I have loved reading since I was very little. My idea of a great Saturday afternoon as a young girl, was lying on my bed reading Famous Five books by Enid Blyton. So very British, but also so very cool. The freedom and adventures those kids had! I loved every single one of those stories, and read them all several times, amongst many many other books.
Books have always brought me so much joy. I remember as a child having a set bed time, and no matter what my bed time was, I had an additional reading time added on, as I couldn’t even contemplate going to bed without reading. As an adult it never mattered how sleep deprived I was or how tired I was feeling, reading before sleep was a given. For some reason I have always preferred reading lying down, and I still do, whether it is day or night time, reading is best done lying somewhere comfy for me. For most of my life I have read until the book literally falls out of my hands and I find myself awake hours later with the light still on, or someone has gently removed it and put it aside for me.
I have been this way all my life. Except I became a bit slack this past few years as I have been spending too much time looking at my shiny blue screen in bed. The quick fix that social media and the internet give are addictive to my brain, and I’ve found myself taking a very long time to finish books these days.
This year I resolved to go back to my previous habit of reading before bed, leaving all devices in the lounge room.
So far this year I have finished two books, a great start. One thing I realised the other week is that I have shifted from reading a mixture of fiction and non-fiction to primarily non-fiction. I am a non-fiction junkie, but I think I need to mix it up a bit. My bookcase is literally overflowing with about one hundred books I am yet to read, and all but about five are non-fiction.
So, I have been thinking about what makes a book unputdownable for me.
These are the qualities I love in a great book and the feelings I get:
- Straight forward language that means I don’t have to re-read the sentence a few times to get the gist. Not that I am unintelligent, but when I’m reading, I don’t want to feel like I’m not getting what the author is saying without trying too hard.
- Similar to the above, real language, without the author trying to sound too clever.
- Good grammar, spelling and sentence structure. (Think 50 Shades of Grey – yes I read it, I bought the trilogy but sold the second and third before I finished the first as I knew I just couldn’t go there again)
- Characters, stories and concepts that make me miss it when I am not reading it. Like “I can’t wait to go to bed to read the next chapter” kind of stuff. “Finding any excuse to sneak off with my book moments”.

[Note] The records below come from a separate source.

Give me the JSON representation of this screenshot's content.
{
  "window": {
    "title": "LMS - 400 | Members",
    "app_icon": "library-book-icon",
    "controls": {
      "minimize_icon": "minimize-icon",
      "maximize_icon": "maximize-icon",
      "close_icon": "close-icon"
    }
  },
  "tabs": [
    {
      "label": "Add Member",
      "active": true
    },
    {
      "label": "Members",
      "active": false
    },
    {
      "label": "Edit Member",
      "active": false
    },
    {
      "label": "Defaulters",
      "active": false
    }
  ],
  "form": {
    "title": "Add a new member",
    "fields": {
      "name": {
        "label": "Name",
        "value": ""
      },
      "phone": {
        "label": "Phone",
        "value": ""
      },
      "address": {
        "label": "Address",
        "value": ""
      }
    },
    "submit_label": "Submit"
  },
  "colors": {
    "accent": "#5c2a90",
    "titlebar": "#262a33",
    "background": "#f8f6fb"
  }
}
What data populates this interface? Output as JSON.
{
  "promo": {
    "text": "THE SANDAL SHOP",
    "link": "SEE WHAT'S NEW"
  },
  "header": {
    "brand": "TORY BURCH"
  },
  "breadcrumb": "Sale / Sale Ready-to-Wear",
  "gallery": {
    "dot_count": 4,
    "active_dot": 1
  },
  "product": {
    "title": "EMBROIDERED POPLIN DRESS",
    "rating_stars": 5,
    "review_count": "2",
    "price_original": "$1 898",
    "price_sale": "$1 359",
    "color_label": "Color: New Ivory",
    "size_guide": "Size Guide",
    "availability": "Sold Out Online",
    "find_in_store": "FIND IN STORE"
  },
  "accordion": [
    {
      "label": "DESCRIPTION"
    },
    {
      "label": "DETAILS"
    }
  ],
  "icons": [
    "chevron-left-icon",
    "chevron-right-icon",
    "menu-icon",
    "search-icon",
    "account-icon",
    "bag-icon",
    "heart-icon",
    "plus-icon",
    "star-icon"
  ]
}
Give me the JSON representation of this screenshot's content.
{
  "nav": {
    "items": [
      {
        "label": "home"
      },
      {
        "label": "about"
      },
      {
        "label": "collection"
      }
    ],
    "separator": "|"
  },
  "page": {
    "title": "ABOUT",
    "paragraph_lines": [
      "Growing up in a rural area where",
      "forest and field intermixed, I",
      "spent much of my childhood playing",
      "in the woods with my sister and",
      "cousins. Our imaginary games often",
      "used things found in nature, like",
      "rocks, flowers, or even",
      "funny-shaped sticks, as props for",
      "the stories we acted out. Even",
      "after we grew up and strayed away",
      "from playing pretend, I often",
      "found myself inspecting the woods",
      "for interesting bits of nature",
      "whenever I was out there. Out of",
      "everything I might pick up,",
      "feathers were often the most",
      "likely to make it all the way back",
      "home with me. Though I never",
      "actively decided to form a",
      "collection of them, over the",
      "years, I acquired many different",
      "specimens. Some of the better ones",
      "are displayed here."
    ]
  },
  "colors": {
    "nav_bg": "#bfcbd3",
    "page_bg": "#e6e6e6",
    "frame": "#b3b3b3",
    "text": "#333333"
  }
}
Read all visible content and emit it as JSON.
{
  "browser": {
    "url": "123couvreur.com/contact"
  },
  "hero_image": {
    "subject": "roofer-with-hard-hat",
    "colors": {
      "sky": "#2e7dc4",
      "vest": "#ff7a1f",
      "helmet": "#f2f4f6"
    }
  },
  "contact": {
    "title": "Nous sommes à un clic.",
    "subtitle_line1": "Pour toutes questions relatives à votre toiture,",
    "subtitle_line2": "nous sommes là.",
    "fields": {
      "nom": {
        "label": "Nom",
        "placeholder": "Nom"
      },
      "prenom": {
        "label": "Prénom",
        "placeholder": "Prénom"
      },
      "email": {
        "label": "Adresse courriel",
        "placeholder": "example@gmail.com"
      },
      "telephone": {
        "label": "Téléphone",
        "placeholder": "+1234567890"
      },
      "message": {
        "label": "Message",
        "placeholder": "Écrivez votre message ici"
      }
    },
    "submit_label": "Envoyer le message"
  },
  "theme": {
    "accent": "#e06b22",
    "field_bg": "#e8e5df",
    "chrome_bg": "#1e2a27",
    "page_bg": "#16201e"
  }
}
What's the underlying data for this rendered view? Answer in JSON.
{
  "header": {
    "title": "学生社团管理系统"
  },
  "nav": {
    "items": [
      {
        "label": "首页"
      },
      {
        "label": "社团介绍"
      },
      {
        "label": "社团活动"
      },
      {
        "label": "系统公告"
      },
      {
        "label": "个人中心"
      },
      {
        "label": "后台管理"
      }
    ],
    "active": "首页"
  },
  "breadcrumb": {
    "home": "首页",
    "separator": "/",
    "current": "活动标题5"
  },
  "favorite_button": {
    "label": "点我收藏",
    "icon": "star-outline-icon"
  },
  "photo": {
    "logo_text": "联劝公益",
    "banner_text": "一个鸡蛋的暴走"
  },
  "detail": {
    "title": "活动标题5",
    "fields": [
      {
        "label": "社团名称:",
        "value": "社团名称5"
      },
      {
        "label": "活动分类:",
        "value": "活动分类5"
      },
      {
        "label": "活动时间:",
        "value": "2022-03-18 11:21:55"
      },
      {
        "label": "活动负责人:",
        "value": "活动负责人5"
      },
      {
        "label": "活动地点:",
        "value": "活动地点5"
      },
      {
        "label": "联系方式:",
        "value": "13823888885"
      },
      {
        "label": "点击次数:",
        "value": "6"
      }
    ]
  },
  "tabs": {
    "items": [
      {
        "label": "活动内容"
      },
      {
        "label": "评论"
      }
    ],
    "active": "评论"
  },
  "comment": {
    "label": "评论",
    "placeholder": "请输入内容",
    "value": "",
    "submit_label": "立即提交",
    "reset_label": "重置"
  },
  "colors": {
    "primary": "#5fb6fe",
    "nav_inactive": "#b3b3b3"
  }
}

- A feeling of having my mind blown.
- Wanting to read various long sentences and chapters to my husband because it is just so damn good.
- The feeling as I pass the half way mark that my relationship is drawing to a close soon.
- Wanting to savour, draw out, lengthen the time, slow my reading down so it doesn’t end.
- Savouring that very last chapter and page for when I am ready to say goodbye and reading it as slowly as I possibly can so as not to miss one word.
- A feeling of sadness and loss that it is over.
- Missing the characters once I have finished the book.
- The joy of finding another person who has loved the same book and talking about it together.
Sometimes after a really great book, I need to give myself a day or two to get the last book out of my head and make space for the next one. This is when I used to break it up with non-fiction in between.
Oh I have had so much joy, fun, laughter, sadness, adventure, tragedy, disappointment, excitement and every other emotion you can think of, all through the beauty of the written word.
I love words, all words, words are beautiful, words express everything, words become books and I love books.
What makes a book unputdownable for you?